But the U.S. Supreme Court put an end to the litigation this week when it rejected their argument that the rule allowed the U.S. Forest Service to essentially declare certain areas wilderness, with that designation's limits on development. Only Congress has the authority to set aside federal lands as wilderness.
Instead, the high court let stand the ruling of the 10th U.S. Circuit Court of Appeals upholding the Roadless Rule.
It is a landmark decision that should mean 50 million acres of roadless areas in national forests will remain unspoiled for future generations of Americans.
And, contrary to what its opponents have argued, the rule allows federal agencies to manage the forests to reduce the threats of wildfires and disease. Such management will be conducted to maintain the natural beauty of the roadless forests.
It is important for Americans that these areas be protected from mining, logging, drilling and grazing. There are intrinsic benefits from places of solitude and quiet that have value beyond the short-term economic gains to be had from using up these irreplaceable resources.
Without limits on what humans can take from the land, the future for our grandchildren would be bleak. Forests are more than simply trees. They provide habitat for wildlife, and watersheds to help slake the thirst of humans. Trees are renewable, but a forest can be replaced only over centuries, if ever.

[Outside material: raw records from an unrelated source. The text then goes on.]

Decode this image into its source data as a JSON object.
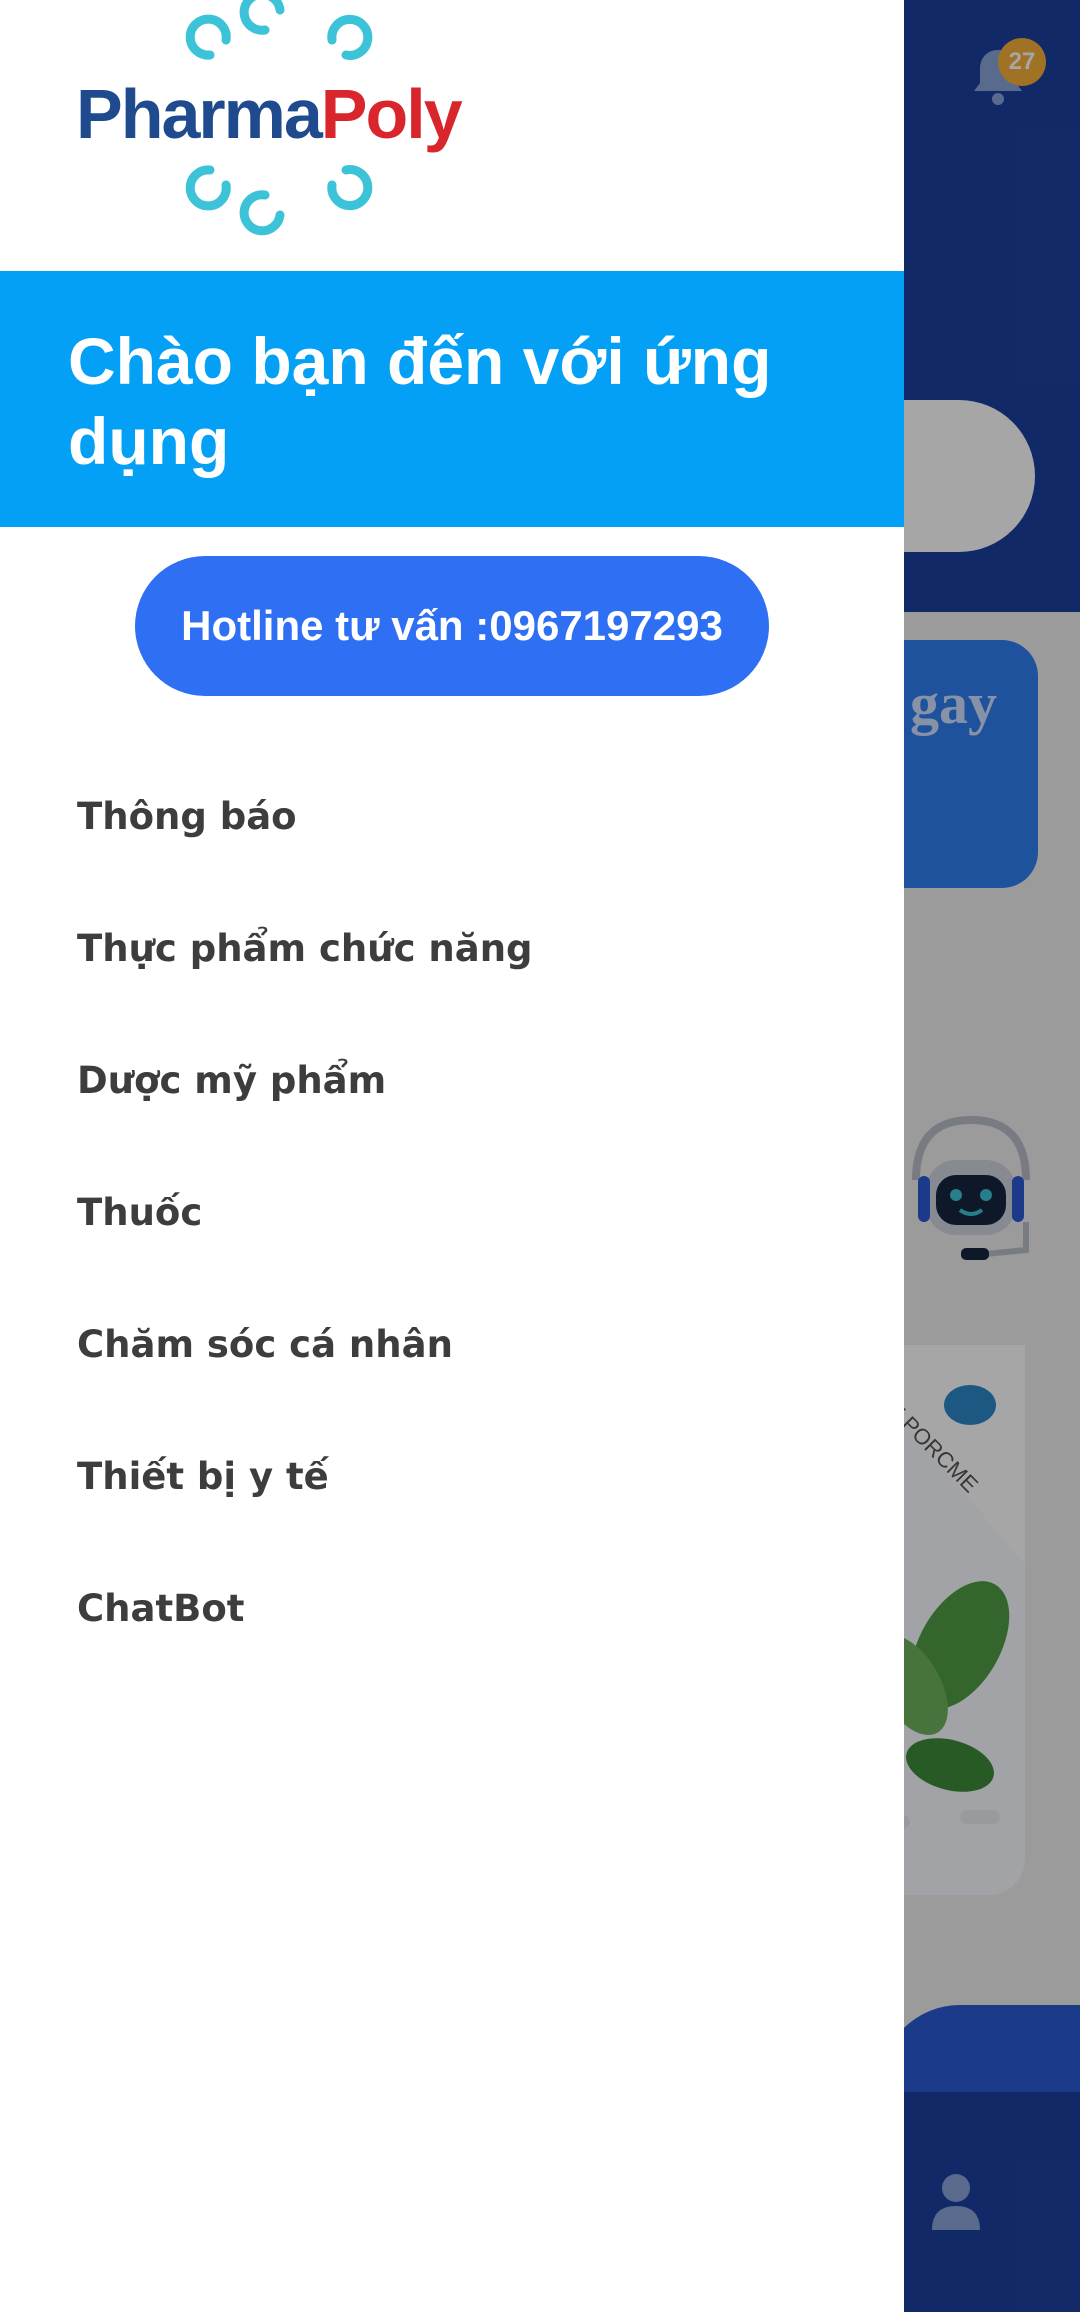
{
  "background": {
    "notification_count": "27",
    "banner_text": "gay",
    "product_label": "E PORCME",
    "icons": [
      "bell-icon",
      "chatbot-icon",
      "user-icon"
    ]
  },
  "drawer": {
    "logo": {
      "part1": "Pharma",
      "part2": "Poly"
    },
    "welcome_title": "Chào bạn đến với ứng dụng",
    "hotline_label": "Hotline tư vấn :0967197293",
    "menu_items": [
      {
        "label": "Thông báo"
      },
      {
        "label": "Thực phẩm chức năng"
      },
      {
        "label": "Dược mỹ phẩm"
      },
      {
        "label": "Thuốc"
      },
      {
        "label": "Chăm sóc cá nhân"
      },
      {
        "label": "Thiết bị y tế"
      },
      {
        "label": "ChatBot"
      }
    ]
  },
  "colors": {
    "header_blue": "#03a0f5",
    "button_blue": "#2f6ff4",
    "logo_dark": "#1f4b8e",
    "logo_red": "#d8262c",
    "logo_teal": "#3cc3d8"
  }
}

America has given permission for industry to exploit our natural resources on the vast majority of public and private lands. Thanks to this court decision, we will be able to keep these forests for ourselves.